» TASK BRIEF
Below is a block of records: output all of them exactly and leave out the pictures.

Source records

*** Block opens ***

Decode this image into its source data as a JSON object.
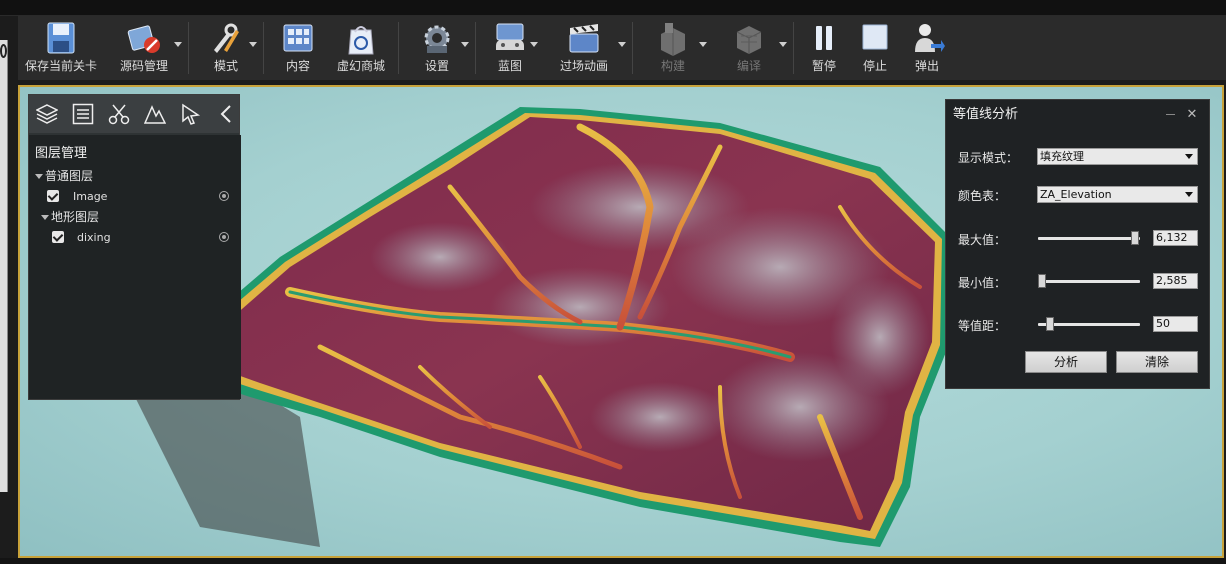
{
  "toolbar": {
    "buttons": [
      {
        "label": "保存当前关卡",
        "icon": "save-icon"
      },
      {
        "label": "源码管理",
        "icon": "source-control-icon"
      },
      {
        "label": "模式",
        "icon": "modes-icon"
      },
      {
        "label": "内容",
        "icon": "content-icon"
      },
      {
        "label": "虚幻商城",
        "icon": "marketplace-icon"
      },
      {
        "label": "设置",
        "icon": "settings-icon"
      },
      {
        "label": "蓝图",
        "icon": "blueprint-icon"
      },
      {
        "label": "过场动画",
        "icon": "cinematics-icon"
      },
      {
        "label": "构建",
        "icon": "build-icon"
      },
      {
        "label": "编译",
        "icon": "compile-icon"
      },
      {
        "label": "暂停",
        "icon": "pause-icon"
      },
      {
        "label": "停止",
        "icon": "stop-icon"
      },
      {
        "label": "弹出",
        "icon": "eject-icon"
      }
    ]
  },
  "layer_panel": {
    "title": "图层管理",
    "groups": [
      {
        "label": "普通图层",
        "items": [
          {
            "label": "Image",
            "checked": true
          }
        ]
      },
      {
        "label": "地形图层",
        "items": [
          {
            "label": "dixing",
            "checked": true
          }
        ]
      }
    ]
  },
  "contour_panel": {
    "title": "等值线分析",
    "display_mode": {
      "label": "显示模式：",
      "value": "填充纹理"
    },
    "color_table": {
      "label": "颜色表：",
      "value": "ZA_Elevation"
    },
    "max": {
      "label": "最大值：",
      "value": "6,132",
      "fraction": 0.99
    },
    "min": {
      "label": "最小值：",
      "value": "2,585",
      "fraction": 0.0
    },
    "interval": {
      "label": "等值距：",
      "value": "50",
      "fraction": 0.08
    },
    "analyze_label": "分析",
    "clear_label": "清除"
  },
  "colors": {
    "accent_border": "#c7a23a",
    "terrain_low": "#1f9a6e",
    "terrain_mid": "#e8b23a",
    "terrain_high": "#7e2a4c",
    "terrain_peak": "#a99aa6"
  }
}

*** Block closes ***

» WRITTEN RESPONSE
Decode this image into its source data as a JSON object.
{
  "toolbar": {
    "buttons": [
      {
        "label": "保存当前关卡",
        "icon": "save-icon"
      },
      {
        "label": "源码管理",
        "icon": "source-control-icon"
      },
      {
        "label": "模式",
        "icon": "modes-icon"
      },
      {
        "label": "内容",
        "icon": "content-icon"
      },
      {
        "label": "虚幻商城",
        "icon": "marketplace-icon"
      },
      {
        "label": "设置",
        "icon": "settings-icon"
      },
      {
        "label": "蓝图",
        "icon": "blueprint-icon"
      },
      {
        "label": "过场动画",
        "icon": "cinematics-icon"
      },
      {
        "label": "构建",
        "icon": "build-icon"
      },
      {
        "label": "编译",
        "icon": "compile-icon"
      },
      {
        "label": "暂停",
        "icon": "pause-icon"
      },
      {
        "label": "停止",
        "icon": "stop-icon"
      },
      {
        "label": "弹出",
        "icon": "eject-icon"
      }
    ]
  },
  "layer_panel": {
    "title": "图层管理",
    "groups": [
      {
        "label": "普通图层",
        "items": [
          {
            "label": "Image",
            "checked": true
          }
        ]
      },
      {
        "label": "地形图层",
        "items": [
          {
            "label": "dixing",
            "checked": true
          }
        ]
      }
    ]
  },
  "contour_panel": {
    "title": "等值线分析",
    "display_mode": {
      "label": "显示模式：",
      "value": "填充纹理"
    },
    "color_table": {
      "label": "颜色表：",
      "value": "ZA_Elevation"
    },
    "max": {
      "label": "最大值：",
      "value": "6,132",
      "fraction": 0.99
    },
    "min": {
      "label": "最小值：",
      "value": "2,585",
      "fraction": 0.0
    },
    "interval": {
      "label": "等值距：",
      "value": "50",
      "fraction": 0.08
    },
    "analyze_label": "分析",
    "clear_label": "清除"
  },
  "colors": {
    "accent_border": "#c7a23a",
    "terrain_low": "#1f9a6e",
    "terrain_mid": "#e8b23a",
    "terrain_high": "#7e2a4c",
    "terrain_peak": "#a99aa6"
  }
}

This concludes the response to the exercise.